§ Element data from apps and pages:

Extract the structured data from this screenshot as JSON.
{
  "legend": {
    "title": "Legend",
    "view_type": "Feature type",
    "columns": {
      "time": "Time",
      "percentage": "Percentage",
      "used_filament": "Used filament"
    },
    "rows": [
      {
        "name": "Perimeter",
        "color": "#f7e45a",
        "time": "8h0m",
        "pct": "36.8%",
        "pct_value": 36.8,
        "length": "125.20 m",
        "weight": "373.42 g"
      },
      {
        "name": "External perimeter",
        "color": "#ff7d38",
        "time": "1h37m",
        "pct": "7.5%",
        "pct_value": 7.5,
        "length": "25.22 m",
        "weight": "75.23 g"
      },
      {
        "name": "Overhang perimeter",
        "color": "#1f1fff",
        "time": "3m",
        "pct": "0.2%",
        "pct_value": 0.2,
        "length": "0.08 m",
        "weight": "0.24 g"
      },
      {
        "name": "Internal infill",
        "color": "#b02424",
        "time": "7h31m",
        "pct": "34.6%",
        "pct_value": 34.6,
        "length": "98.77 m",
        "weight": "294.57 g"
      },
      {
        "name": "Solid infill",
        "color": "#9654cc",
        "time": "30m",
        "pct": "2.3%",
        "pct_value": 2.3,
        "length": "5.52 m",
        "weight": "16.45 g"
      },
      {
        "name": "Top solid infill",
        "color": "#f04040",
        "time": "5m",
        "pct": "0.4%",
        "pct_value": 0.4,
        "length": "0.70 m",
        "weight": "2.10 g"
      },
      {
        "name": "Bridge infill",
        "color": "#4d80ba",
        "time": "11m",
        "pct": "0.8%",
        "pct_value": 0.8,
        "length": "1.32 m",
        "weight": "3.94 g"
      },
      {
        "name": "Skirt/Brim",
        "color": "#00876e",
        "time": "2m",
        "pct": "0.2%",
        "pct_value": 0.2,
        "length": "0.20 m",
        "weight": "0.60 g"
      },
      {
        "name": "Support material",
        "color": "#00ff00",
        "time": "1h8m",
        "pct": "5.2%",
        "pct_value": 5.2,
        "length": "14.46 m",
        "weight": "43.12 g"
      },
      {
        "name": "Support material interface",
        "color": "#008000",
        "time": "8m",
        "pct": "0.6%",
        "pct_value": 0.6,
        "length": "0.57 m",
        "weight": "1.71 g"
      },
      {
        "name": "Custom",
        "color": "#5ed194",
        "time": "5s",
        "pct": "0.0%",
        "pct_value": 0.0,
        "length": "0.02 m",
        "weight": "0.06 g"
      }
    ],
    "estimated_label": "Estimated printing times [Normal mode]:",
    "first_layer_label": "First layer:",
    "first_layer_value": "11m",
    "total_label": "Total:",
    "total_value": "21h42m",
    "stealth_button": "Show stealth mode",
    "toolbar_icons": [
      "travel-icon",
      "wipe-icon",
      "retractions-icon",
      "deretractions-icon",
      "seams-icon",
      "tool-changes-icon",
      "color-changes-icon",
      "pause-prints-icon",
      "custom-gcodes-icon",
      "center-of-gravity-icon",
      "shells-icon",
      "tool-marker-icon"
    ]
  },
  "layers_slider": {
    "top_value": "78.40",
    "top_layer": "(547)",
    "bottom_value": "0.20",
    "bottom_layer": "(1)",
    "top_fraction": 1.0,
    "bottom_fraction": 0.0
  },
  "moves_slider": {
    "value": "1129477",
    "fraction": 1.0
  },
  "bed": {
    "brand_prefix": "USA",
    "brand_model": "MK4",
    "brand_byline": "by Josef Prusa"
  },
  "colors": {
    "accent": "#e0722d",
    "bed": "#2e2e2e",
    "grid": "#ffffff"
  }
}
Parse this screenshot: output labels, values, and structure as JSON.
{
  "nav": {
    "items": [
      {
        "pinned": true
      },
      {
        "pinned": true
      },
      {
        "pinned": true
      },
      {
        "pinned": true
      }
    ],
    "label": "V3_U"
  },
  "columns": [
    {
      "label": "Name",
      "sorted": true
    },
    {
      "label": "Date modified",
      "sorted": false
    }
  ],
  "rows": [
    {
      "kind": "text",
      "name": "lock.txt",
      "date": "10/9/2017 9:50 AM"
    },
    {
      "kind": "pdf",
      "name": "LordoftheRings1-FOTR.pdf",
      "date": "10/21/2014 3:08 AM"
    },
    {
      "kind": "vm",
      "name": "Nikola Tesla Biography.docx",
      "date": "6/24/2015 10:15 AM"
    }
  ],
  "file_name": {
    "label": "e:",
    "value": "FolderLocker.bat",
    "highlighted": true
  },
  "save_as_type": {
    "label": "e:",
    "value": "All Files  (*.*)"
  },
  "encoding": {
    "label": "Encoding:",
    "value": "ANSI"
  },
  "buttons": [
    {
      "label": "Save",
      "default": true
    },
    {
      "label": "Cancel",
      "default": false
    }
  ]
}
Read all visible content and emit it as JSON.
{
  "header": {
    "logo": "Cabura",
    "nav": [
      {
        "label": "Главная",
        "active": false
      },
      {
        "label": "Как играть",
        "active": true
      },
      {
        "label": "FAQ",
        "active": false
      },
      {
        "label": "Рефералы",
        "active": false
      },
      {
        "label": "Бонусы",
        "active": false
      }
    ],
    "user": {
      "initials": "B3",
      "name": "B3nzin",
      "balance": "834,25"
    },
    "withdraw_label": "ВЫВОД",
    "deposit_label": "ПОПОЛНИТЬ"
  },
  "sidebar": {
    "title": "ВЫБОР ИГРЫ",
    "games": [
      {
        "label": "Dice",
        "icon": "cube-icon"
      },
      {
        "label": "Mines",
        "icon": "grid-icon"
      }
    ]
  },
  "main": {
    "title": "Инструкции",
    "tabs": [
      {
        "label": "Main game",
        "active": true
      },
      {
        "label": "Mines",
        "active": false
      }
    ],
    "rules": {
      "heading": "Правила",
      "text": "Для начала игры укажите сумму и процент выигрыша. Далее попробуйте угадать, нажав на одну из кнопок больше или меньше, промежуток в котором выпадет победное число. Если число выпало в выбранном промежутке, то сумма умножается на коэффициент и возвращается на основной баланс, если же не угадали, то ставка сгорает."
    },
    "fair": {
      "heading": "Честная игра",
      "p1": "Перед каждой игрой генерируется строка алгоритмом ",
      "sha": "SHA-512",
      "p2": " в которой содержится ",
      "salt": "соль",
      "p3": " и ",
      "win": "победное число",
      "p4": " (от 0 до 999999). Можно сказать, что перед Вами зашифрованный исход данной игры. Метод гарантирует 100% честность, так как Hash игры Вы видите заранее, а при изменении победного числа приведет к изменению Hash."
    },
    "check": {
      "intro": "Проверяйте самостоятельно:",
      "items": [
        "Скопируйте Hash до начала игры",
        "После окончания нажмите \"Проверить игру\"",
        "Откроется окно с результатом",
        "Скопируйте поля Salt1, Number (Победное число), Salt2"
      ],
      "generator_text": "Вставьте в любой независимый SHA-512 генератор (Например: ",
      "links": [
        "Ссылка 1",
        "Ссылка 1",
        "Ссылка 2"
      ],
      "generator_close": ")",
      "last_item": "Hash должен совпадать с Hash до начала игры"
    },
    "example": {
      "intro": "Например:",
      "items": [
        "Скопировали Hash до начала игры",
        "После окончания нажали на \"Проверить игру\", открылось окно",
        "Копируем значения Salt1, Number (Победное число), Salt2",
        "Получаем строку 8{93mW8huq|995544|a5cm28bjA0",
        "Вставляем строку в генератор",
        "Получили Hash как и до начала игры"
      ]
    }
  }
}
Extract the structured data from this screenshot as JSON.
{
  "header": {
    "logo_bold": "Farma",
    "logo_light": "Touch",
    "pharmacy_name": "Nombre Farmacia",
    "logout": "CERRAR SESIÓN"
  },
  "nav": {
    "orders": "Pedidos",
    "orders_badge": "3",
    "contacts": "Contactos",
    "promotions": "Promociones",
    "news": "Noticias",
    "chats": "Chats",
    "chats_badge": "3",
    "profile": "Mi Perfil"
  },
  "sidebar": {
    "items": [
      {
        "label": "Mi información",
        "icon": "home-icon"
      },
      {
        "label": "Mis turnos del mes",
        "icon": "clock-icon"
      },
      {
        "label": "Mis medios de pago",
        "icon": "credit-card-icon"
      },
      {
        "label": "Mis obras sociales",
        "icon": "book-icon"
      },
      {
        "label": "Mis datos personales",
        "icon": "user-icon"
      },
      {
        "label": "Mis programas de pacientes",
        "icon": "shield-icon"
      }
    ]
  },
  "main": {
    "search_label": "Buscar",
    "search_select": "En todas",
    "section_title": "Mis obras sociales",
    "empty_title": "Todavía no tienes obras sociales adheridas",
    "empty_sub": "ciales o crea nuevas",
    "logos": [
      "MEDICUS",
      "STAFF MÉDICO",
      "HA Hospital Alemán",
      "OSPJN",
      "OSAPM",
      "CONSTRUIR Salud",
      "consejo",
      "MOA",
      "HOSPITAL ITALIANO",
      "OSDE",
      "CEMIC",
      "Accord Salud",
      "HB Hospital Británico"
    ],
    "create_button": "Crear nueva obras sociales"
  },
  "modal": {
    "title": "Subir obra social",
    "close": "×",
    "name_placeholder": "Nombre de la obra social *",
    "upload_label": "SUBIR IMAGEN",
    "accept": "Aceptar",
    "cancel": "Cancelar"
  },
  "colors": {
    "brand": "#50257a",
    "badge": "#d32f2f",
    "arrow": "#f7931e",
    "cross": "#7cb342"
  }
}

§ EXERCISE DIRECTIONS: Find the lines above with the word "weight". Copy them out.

§ ANSWER TO THIS PROBLEM:
        "weight": "373.42 g"
        "weight": "75.23 g"
        "weight": "0.24 g"
        "weight": "294.57 g"
        "weight": "16.45 g"
        "weight": "2.10 g"
        "weight": "3.94 g"
        "weight": "0.60 g"
        "weight": "43.12 g"
        "weight": "1.71 g"
        "weight": "0.06 g"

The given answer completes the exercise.